Danny: We’re an organization that believes a lot in relationships. Working on climate change is something we do better together. So, once a month your local chapter is probably having a meeting and joining our national conference call. You could attend that meeting and listen to the monthly call for inspiration, community, and direction on actions you can take. Maybe the easiest things to do would be to call or write to your member of Congress about climate change using our tools.

Whatever you choose to do, I really believe you can find an outlet for your unique gifts at CCL. You can contribute in ways that reflect your personality and your skills - whether you’re good at writing, or speaking publicly, or connecting with people at your local church or other faith community, or if you just like to learn and you want to dig into the policy side of things. There are so many ways we use people’s diverse skill sets to address this problem.

Jerry: Look around CCL’s website and see what interests you. The best way is to reach out to your local chapter. (And for those of you haven’t joined yet, please do sign up!)

helpwitheating1 karma

Thank you for doing great work! Much appreciated - you're literally fighting to save the human race. I admire you so much. Please ignore the climage-change-denying trolls on this board trying to throw you under the bus.

How do you find the energy to fight? When it all seems so impossible? Teach us your ways!

borisAtCCL3 karma

Danny: Thanks for your kind words. Check out CCL's core values: "We are a community that offers one another comfort, support, and fun as we work." That's part of how we get through this - together!

SlipSlamMammaJamma-11 karma

What your purpose as a right wing funded group when reality is that those who represent you federally support a president that says climate change is a Chinese invention?

borisAtCCL9 karma

Jerry: Sounds like you might be confused about how we’re funded.
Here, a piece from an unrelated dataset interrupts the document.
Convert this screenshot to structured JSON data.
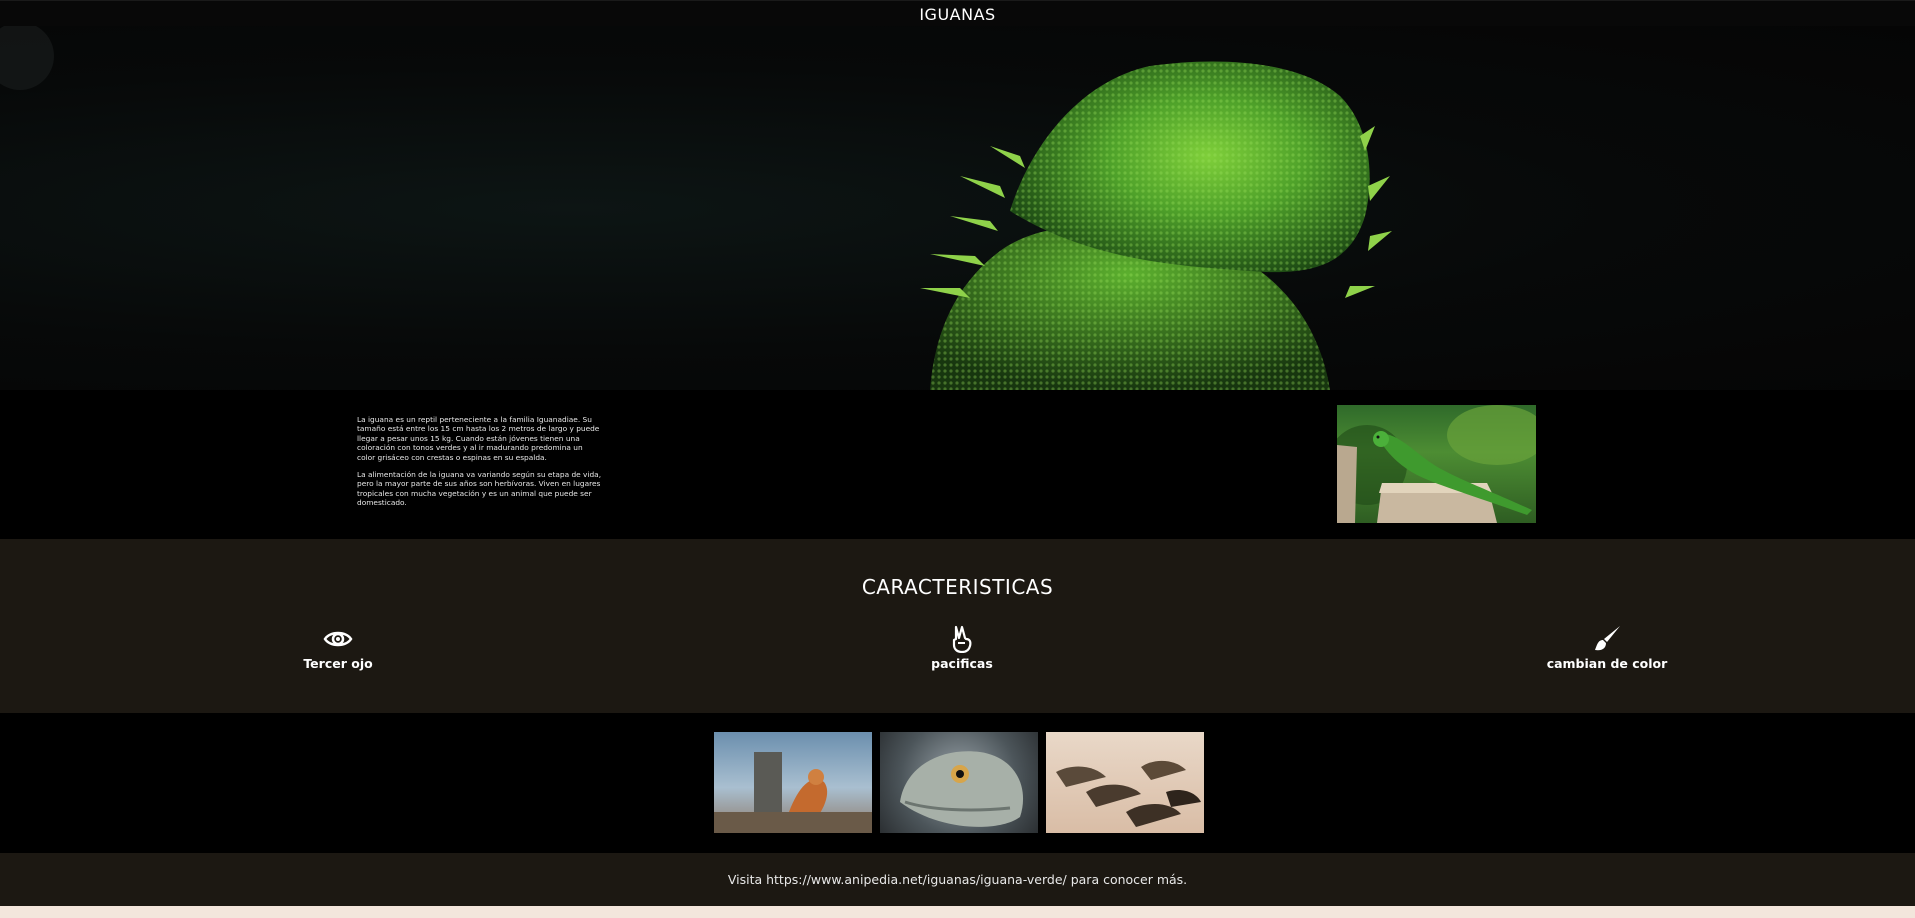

We’re funded by individual donations and grants. You can see our financial information here.